(Data about app and page elements)

※ ※ ※

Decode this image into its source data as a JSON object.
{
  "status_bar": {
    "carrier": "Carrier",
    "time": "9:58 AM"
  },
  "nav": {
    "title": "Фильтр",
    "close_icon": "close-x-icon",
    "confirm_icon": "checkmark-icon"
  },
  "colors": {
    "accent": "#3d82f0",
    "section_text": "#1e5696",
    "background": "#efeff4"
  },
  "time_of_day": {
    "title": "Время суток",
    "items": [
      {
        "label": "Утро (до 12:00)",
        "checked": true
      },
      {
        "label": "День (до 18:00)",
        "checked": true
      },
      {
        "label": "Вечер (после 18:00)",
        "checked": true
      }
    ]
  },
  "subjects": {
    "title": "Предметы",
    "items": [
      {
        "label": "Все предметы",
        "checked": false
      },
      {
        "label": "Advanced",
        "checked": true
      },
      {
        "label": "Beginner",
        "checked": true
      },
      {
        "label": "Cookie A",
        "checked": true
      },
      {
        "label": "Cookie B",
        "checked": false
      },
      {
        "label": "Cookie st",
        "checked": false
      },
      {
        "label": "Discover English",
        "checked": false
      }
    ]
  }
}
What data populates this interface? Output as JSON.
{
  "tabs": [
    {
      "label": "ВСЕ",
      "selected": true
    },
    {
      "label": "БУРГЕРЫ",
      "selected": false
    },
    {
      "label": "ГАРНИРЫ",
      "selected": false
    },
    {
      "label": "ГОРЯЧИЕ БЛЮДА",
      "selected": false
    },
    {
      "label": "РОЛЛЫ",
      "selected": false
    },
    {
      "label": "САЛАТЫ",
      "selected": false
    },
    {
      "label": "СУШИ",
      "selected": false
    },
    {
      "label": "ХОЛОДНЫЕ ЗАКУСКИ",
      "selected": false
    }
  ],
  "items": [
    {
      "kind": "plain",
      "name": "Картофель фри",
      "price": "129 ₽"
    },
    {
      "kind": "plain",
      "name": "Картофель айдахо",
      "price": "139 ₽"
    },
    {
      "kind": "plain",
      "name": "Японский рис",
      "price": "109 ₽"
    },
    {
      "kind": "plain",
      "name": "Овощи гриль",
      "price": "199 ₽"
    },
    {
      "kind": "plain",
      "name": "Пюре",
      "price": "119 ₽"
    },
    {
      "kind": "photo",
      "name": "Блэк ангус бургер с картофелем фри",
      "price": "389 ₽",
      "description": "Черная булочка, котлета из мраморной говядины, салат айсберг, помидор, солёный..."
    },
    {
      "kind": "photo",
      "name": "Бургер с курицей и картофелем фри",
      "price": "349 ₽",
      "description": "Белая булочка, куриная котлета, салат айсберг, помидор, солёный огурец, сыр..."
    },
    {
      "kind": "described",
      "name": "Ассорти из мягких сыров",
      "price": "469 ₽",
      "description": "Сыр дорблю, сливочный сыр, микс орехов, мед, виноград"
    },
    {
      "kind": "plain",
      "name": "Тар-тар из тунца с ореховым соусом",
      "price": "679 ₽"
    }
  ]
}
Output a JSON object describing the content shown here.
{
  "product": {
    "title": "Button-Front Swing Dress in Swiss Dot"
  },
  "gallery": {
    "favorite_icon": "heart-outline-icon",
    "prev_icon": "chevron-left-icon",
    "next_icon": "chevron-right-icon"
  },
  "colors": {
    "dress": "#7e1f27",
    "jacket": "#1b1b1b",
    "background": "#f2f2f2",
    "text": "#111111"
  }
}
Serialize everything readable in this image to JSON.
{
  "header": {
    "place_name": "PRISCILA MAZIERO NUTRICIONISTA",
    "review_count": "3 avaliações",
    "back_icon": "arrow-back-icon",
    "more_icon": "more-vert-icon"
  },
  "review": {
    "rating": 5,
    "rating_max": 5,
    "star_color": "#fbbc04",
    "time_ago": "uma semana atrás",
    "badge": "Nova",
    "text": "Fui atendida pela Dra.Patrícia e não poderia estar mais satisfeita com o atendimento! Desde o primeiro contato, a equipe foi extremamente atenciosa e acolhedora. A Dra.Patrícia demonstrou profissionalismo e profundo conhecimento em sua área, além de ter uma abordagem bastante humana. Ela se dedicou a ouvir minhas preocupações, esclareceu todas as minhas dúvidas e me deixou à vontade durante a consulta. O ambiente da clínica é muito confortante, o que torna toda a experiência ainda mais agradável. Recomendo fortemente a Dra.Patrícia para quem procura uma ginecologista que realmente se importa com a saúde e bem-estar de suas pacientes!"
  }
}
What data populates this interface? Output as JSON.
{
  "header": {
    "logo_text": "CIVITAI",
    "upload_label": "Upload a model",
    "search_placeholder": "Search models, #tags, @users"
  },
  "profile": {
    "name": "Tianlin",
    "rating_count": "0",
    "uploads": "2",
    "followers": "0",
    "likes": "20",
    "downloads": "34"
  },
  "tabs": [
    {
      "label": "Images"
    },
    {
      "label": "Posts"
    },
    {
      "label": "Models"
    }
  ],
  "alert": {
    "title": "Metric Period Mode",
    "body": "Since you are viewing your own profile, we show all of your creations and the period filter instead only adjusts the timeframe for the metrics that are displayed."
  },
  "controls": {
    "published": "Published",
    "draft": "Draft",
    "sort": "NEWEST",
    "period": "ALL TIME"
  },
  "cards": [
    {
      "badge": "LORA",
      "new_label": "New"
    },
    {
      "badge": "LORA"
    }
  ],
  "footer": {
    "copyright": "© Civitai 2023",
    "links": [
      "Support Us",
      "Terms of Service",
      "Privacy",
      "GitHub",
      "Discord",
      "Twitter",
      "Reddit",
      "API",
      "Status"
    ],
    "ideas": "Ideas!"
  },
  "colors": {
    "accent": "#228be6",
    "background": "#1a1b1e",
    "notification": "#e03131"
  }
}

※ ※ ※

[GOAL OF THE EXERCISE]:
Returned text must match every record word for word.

[TASK RESULT]:
Decode this image into its source data as a JSON object.
{
  "status_bar": {
    "carrier": "Carrier",
    "time": "9:58 AM"
  },
  "nav": {
    "title": "Фильтр",
    "close_icon": "close-x-icon",
    "confirm_icon": "checkmark-icon"
  },
  "colors": {
    "accent": "#3d82f0",
    "section_text": "#1e5696",
    "background": "#efeff4"
  },
  "time_of_day": {
    "title": "Время суток",
    "items": [
      {
        "label": "Утро (до 12:00)",
        "checked": true
      },
      {
        "label": "День (до 18:00)",
        "checked": true
      },
      {
        "label": "Вечер (после 18:00)",
        "checked": true
      }
    ]
  },
  "subjects": {
    "title": "Предметы",
    "items": [
      {
        "label": "Все предметы",
        "checked": false
      },
      {
        "label": "Advanced",
        "checked": true
      },
      {
        "label": "Beginner",
        "checked": true
      },
      {
        "label": "Cookie A",
        "checked": true
      },
      {
        "label": "Cookie B",
        "checked": false
      },
      {
        "label": "Cookie st",
        "checked": false
      },
      {
        "label": "Discover English",
        "checked": false
      }
    ]
  }
}
What data populates this interface? Output as JSON.
{
  "tabs": [
    {
      "label": "ВСЕ",
      "selected": true
    },
    {
      "label": "БУРГЕРЫ",
      "selected": false
    },
    {
      "label": "ГАРНИРЫ",
      "selected": false
    },
    {
      "label": "ГОРЯЧИЕ БЛЮДА",
      "selected": false
    },
    {
      "label": "РОЛЛЫ",
      "selected": false
    },
    {
      "label": "САЛАТЫ",
      "selected": false
    },
    {
      "label": "СУШИ",
      "selected": false
    },
    {
      "label": "ХОЛОДНЫЕ ЗАКУСКИ",
      "selected": false
    }
  ],
  "items": [
    {
      "kind": "plain",
      "name": "Картофель фри",
      "price": "129 ₽"
    },
    {
      "kind": "plain",
      "name": "Картофель айдахо",
      "price": "139 ₽"
    },
    {
      "kind": "plain",
      "name": "Японский рис",
      "price": "109 ₽"
    },
    {
      "kind": "plain",
      "name": "Овощи гриль",
      "price": "199 ₽"
    },
    {
      "kind": "plain",
      "name": "Пюре",
      "price": "119 ₽"
    },
    {
      "kind": "photo",
      "name": "Блэк ангус бургер с картофелем фри",
      "price": "389 ₽",
      "description": "Черная булочка, котлета из мраморной говядины, салат айсберг, помидор, солёный..."
    },
    {
      "kind": "photo",
      "name": "Бургер с курицей и картофелем фри",
      "price": "349 ₽",
      "description": "Белая булочка, куриная котлета, салат айсберг, помидор, солёный огурец, сыр..."
    },
    {
      "kind": "described",
      "name": "Ассорти из мягких сыров",
      "price": "469 ₽",
      "description": "Сыр дорблю, сливочный сыр, микс орехов, мед, виноград"
    },
    {
      "kind": "plain",
      "name": "Тар-тар из тунца с ореховым соусом",
      "price": "679 ₽"
    }
  ]
}
Output a JSON object describing the content shown here.
{
  "product": {
    "title": "Button-Front Swing Dress in Swiss Dot"
  },
  "gallery": {
    "favorite_icon": "heart-outline-icon",
    "prev_icon": "chevron-left-icon",
    "next_icon": "chevron-right-icon"
  },
  "colors": {
    "dress": "#7e1f27",
    "jacket": "#1b1b1b",
    "background": "#f2f2f2",
    "text": "#111111"
  }
}
Serialize everything readable in this image to JSON.
{
  "header": {
    "place_name": "PRISCILA MAZIERO NUTRICIONISTA",
    "review_count": "3 avaliações",
    "back_icon": "arrow-back-icon",
    "more_icon": "more-vert-icon"
  },
  "review": {
    "rating": 5,
    "rating_max": 5,
    "star_color": "#fbbc04",
    "time_ago": "uma semana atrás",
    "badge": "Nova",
    "text": "Fui atendida pela Dra.Patrícia e não poderia estar mais satisfeita com o atendimento! Desde o primeiro contato, a equipe foi extremamente atenciosa e acolhedora. A Dra.Patrícia demonstrou profissionalismo e profundo conhecimento em sua área, além de ter uma abordagem bastante humana. Ela se dedicou a ouvir minhas preocupações, esclareceu todas as minhas dúvidas e me deixou à vontade durante a consulta. O ambiente da clínica é muito confortante, o que torna toda a experiência ainda mais agradável. Recomendo fortemente a Dra.Patrícia para quem procura uma ginecologista que realmente se importa com a saúde e bem-estar de suas pacientes!"
  }
}
What data populates this interface? Output as JSON.
{
  "header": {
    "logo_text": "CIVITAI",
    "upload_label": "Upload a model",
    "search_placeholder": "Search models, #tags, @users"
  },
  "profile": {
    "name": "Tianlin",
    "rating_count": "0",
    "uploads": "2",
    "followers": "0",
    "likes": "20",
    "downloads": "34"
  },
  "tabs": [
    {
      "label": "Images"
    },
    {
      "label": "Posts"
    },
    {
      "label": "Models"
    }
  ],
  "alert": {
    "title": "Metric Period Mode",
    "body": "Since you are viewing your own profile, we show all of your creations and the period filter instead only adjusts the timeframe for the metrics that are displayed."
  },
  "controls": {
    "published": "Published",
    "draft": "Draft",
    "sort": "NEWEST",
    "period": "ALL TIME"
  },
  "cards": [
    {
      "badge": "LORA",
      "new_label": "New"
    },
    {
      "badge": "LORA"
    }
  ],
  "footer": {
    "copyright": "© Civitai 2023",
    "links": [
      "Support Us",
      "Terms of Service",
      "Privacy",
      "GitHub",
      "Discord",
      "Twitter",
      "Reddit",
      "API",
      "Status"
    ],
    "ideas": "Ideas!"
  },
  "colors": {
    "accent": "#228be6",
    "background": "#1a1b1e",
    "notification": "#e03131"
  }
}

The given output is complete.